|B7 (Biotin)|| (AI)Men: 30mcg/d |
|B9 (Folic acid)|| Men: 400mcg/d |
|B12 (Cobalamin)|| Men: 2.0 IU/d |
Women: 2.0 IU/d
|Bp (Choline)|| (AI) Men: 55mg/d* |
Since the B vitamins are water soluble, it's extremely difficult to overdose on them. Vitamins B3 and B6 have been found to have side effects if you take too much at one time. Taking more than the recommended dosage of B3 can potentially cause skin flushing, itching and rashes. Too much B6 can cause motor control problems and general pain and numbness. It should be noted that the amounts required to induce toxicity are well beyond anything that would occur in any kind of typical diet.
The B vitamins are found in a wide range of foods, but you won't find adequate amounts of the entire complex in just one type of food. A reasonably varied diet will provide the necessary amounts.
Here are some of the foods richest in each of the vitamin types:
How many B vitamins are there?
There are actually many more B vitamins, but these are the ones that are essential to humans and must be part of a through diet.
- B1: Trout, Pork, Macadamia Nuts, Sunflower Seeds, Whole Wheat Bread
- B2: Almonds, Red Meat, Mackerel, Eggs, Pork
- B3: Yellowfin Tuna, Chicken Breast, Turkey, Pork, Liver, Peanuts
- B5: Shiitake Mushrooms, Trout, Avocados, Eggs, Pork
- B6: Sunflower Seeds, Pistachios, Tuna, Turkey, Chicken
- B7: Yeast, Liver, Kidney, Egg Yolk, Soybeans
- B9: Black Eyed Peas, Lentils, Spinach, Asparagus, Romaine Lettuce
- B12: Clams, Beef Liver, Mackerel, Crab, Silken Tofu, Bran
- BP: Shrimp, Eggs, Scallops, Chicken, Turkey, Collard Greens
If you're concerned about getting enough of the entire B complex but aren't sure which specific vitamins your diet is deficient in, it's safe (and much more economical) to simply take a B-complex multivitamin that provides the daily amounts appropriate for your age and gender. Toxicity thresholds are so high that it's unrealistic that you'll exceed them.
Though toxicity from B vitamin supplementation is very unlikely, it's still always wise to speak to a doctor and/or nutritionist before making major changes to your diet.
Where to buy
B vitamin supplements are available right here at PricePlow and at 30% to 50% off of retail pricing.

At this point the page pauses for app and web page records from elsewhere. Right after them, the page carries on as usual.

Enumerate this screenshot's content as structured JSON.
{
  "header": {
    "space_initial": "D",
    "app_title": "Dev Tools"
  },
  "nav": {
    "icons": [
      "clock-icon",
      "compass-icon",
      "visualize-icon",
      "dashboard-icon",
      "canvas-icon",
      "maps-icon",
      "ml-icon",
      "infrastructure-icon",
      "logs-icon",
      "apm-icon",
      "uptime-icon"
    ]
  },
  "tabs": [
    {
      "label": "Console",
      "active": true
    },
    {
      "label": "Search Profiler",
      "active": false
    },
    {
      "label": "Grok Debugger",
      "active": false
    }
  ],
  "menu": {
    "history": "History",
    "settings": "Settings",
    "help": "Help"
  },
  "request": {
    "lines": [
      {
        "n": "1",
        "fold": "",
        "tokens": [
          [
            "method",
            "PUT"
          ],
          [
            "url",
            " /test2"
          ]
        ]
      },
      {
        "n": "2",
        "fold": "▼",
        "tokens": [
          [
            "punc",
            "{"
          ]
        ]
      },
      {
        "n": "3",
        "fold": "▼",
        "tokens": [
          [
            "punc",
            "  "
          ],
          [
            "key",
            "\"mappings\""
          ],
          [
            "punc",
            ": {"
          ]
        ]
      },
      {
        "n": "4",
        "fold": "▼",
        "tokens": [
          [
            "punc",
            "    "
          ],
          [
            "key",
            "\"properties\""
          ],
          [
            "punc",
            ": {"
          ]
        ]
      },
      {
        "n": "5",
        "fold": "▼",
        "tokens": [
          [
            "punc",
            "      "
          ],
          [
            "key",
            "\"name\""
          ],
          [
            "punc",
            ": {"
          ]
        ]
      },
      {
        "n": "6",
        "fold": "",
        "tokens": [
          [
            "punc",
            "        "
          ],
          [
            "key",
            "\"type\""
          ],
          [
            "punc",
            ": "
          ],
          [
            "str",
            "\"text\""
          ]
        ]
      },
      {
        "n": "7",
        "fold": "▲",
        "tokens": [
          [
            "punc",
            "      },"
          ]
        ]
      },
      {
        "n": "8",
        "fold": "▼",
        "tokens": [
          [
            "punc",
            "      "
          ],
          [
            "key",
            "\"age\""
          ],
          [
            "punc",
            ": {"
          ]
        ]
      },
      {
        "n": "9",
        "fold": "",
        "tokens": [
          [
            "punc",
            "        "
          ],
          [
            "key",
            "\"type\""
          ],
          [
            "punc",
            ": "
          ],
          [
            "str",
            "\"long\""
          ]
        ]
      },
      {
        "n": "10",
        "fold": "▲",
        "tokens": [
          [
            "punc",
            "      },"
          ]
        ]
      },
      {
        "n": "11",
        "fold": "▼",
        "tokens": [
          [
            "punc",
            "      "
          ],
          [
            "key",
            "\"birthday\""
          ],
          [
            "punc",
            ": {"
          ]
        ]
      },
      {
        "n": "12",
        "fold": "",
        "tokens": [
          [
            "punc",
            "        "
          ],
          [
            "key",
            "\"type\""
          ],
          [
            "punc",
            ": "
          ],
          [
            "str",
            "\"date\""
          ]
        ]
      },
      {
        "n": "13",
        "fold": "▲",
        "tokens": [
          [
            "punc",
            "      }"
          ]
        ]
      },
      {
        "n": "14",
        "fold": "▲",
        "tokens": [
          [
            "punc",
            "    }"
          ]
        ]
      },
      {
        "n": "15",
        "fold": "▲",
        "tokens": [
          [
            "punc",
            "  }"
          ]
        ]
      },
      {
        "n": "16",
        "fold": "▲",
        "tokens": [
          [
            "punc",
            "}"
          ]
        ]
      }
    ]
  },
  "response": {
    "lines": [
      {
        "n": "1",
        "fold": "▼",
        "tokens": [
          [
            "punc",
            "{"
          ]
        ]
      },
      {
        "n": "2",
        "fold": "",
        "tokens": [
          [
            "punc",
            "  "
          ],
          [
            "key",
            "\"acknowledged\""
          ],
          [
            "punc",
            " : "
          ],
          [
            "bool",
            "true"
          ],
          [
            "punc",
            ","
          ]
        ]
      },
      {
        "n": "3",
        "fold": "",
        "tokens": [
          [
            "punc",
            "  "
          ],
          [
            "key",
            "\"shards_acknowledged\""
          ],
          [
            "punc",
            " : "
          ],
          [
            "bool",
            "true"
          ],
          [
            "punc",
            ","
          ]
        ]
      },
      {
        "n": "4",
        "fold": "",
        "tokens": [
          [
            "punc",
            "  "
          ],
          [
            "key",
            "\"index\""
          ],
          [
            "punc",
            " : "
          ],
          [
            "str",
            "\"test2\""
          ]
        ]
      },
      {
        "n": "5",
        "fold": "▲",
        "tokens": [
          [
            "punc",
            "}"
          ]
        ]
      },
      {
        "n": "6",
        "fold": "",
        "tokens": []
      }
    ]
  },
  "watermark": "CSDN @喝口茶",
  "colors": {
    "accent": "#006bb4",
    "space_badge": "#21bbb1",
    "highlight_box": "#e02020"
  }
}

- Woolf, K, et. al; International Journal of Sport, Nutrition & Exercise Metabolism; "B-vitamins and Exercise: Does exercise alter requirements?;" 2006
- Manore, M, et. al; The American Journal of Clinical Nutrition; "Effect of physical activity on thiamine, riboflavin, and vitamin B-6 requirements;" August 2000
- Benyo, Z, et. al; The Journal of Clinical Investigation; "GPR109A (PUMA-G/HM74A) mediates nicotinic acid–induced flushing;" December 2005
- Katan, MB; Nederlands TVG; "How much vitamin B6 is toxic?;" November 2005